Q: I had my son almost three months ago and recently decided it was time to let him sleep in his room but he won’t.
Every time I put him down to sleep and leave the room he just cries and cries. My mother said that I should let him ‘cry it out’ but I can’t take it and it breaks my heart. Should I let him cry it out and if so how?
-Sleepless in Texas
A: Hi Sleepless in Texas.What your son is doing is normal, especially at 3 months old.
Remember that he’s not yet used to being in his room to sleep and babies tend to like familiarity in surroundings and in activities such as sleeping, playing, etc. My oldest child slept with me for the first few weeks of her life and eventually it was time for her to sleep in her nursery. She was not impressed.
It was a nightmare and at the time, I had to get up at 4 am to get to work and was often up until 3 am trying to get her to sleep. My husband suggested that we try The Ferber method (sort of like letting the child cry it out with guidelines) and I was soooooo angry at the suggestion. A few sleep deprived nights later, he insisted that I try it out since my method of running in there at every cry just was not working. Reluctantly, I tried it. And I hated it. The idea is that you make sure that your child is safe, clean/dry, fed, and that the room is dark and you leave your child in there, waiting at least 3 minutes before returning to make sure that they are still ok. The way that we did it (I believe we got it from some talk show…maybe Oprah?), we weren’t supposed to pick our child up, talk or turn on the lights when checking on her. the next night you wait 5 minutes, the following 10, etc. until there’s no more crying.
The first night, I sat directly outside of her door crying with her (quietly) and I felt horrible.
Every three minutes I could not wait to go in and make sure she was ok, and she was. We barely made it through that night and I didn’t want to do it anymore, but again my husband felt we weren’t giving his idea a shot so we tried again, at 5 minute intervals. Again she cried, again I felt horrible. By the fourth day, something incredible happened. I laid her down to sleep and she fussed for a minute or two, then went to sleep. From that day on, she slept in her room and got to the point that she didn’t fuss at all when she went to bed.

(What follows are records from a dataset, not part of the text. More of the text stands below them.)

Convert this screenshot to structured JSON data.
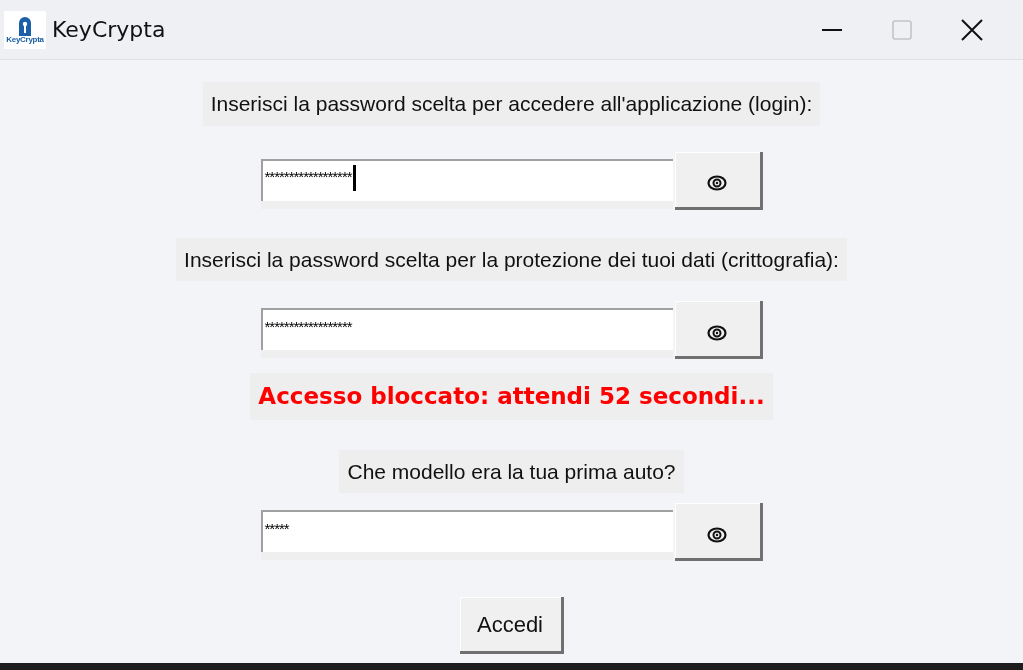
{
  "window": {
    "title": "KeyCrypta",
    "logo_text": "KeyCrypta",
    "controls": [
      {
        "kind": "minimize",
        "disabled": false
      },
      {
        "kind": "maximize",
        "disabled": true
      },
      {
        "kind": "close",
        "disabled": false
      }
    ]
  },
  "items": [
    {
      "kind": "label",
      "text": "Inserisci la password scelta per accedere all'applicazione (login):"
    },
    {
      "kind": "field",
      "value": "******************",
      "focused": true
    },
    {
      "kind": "label",
      "text": "Inserisci la password scelta per la protezione dei tuoi dati (crittografia):"
    },
    {
      "kind": "field",
      "value": "******************",
      "focused": false
    },
    {
      "kind": "error",
      "text": "Accesso bloccato: attendi 52 secondi..."
    },
    {
      "kind": "label",
      "text": "Che modello era la tua prima auto?"
    },
    {
      "kind": "field",
      "value": "*****",
      "focused": false
    },
    {
      "kind": "button",
      "text": "Accedi"
    }
  ]
}
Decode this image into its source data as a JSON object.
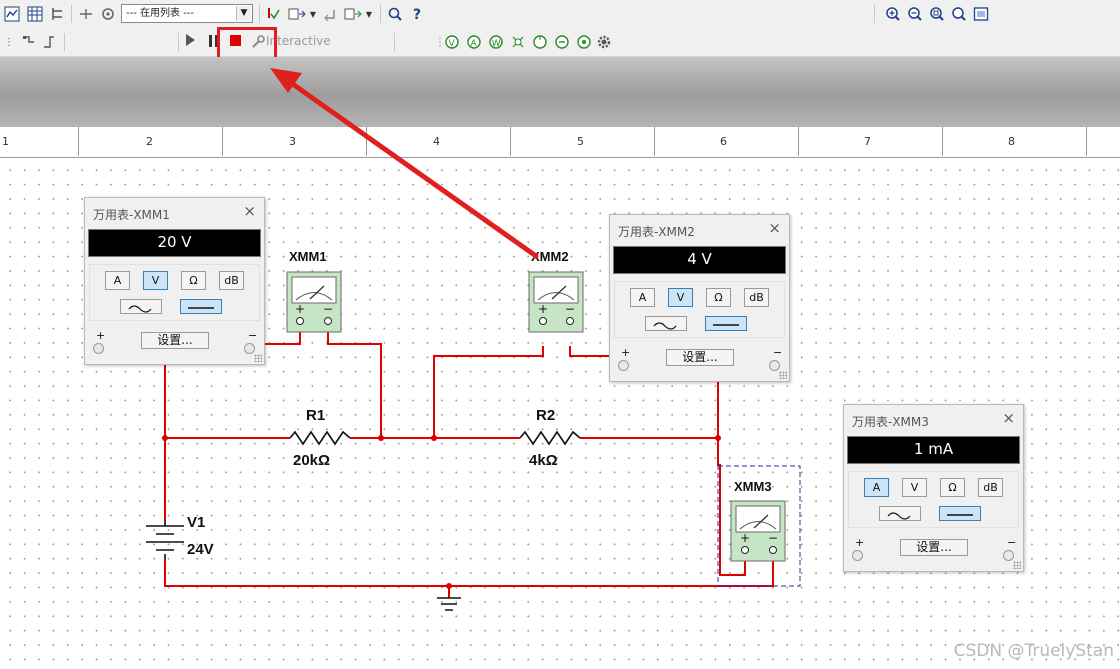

Of course, as with any parenting technique, there are people that are 100% for letting your child get used to sleeping on their own, and their are others that a very opposed to doing it. As with anything, there are kids that are more receptive to this technique than others. My suggestion to you is to read up on the The Ferber method and decide if it is something that you can do or not. I didn’t believe in it when first approached about it, but I did it, and I am happy that I did. My second child never had an issue going to bed so I they never experienced the technique and here we are years later and they are both well adjusted, out going kids that have no behavior issues and are both on the honor roll. I bring this up because there are some articles out there that say that a psychologist has decided that there may possibly be a link to letting a child cry it out and behavior issues, learning issues and/or socialization issues when they become older children and I see no evidence of that what so ever in my own children.
No matter what you do…
…remember to make sure all of your child’s needs (food, dry/clean diaper, darkness) are being met and before leaving your child in any room unattended make sure that there is nothing that he could potentially reach that could cause him harm. If you choose to try the The Ferber method, follow these tips:
- Wait until your son is over any colds or illnesses that he may have.
- Keep a clock near so you can track the time.
- Stay calm and only speak in a soft voice.
- Be consistent.
- Stay close.
- Use a video baby monitor if you can to also help you keep an eye on him.
- Trust your gut. If you think something is wrong, it may be.
- Be patient with your son. Remember that he’s not fussing to annoy you, he just loves being with you and babies are not fans of change, even when it’s needed.
Good luck to you and I hope you find a technique that works for you!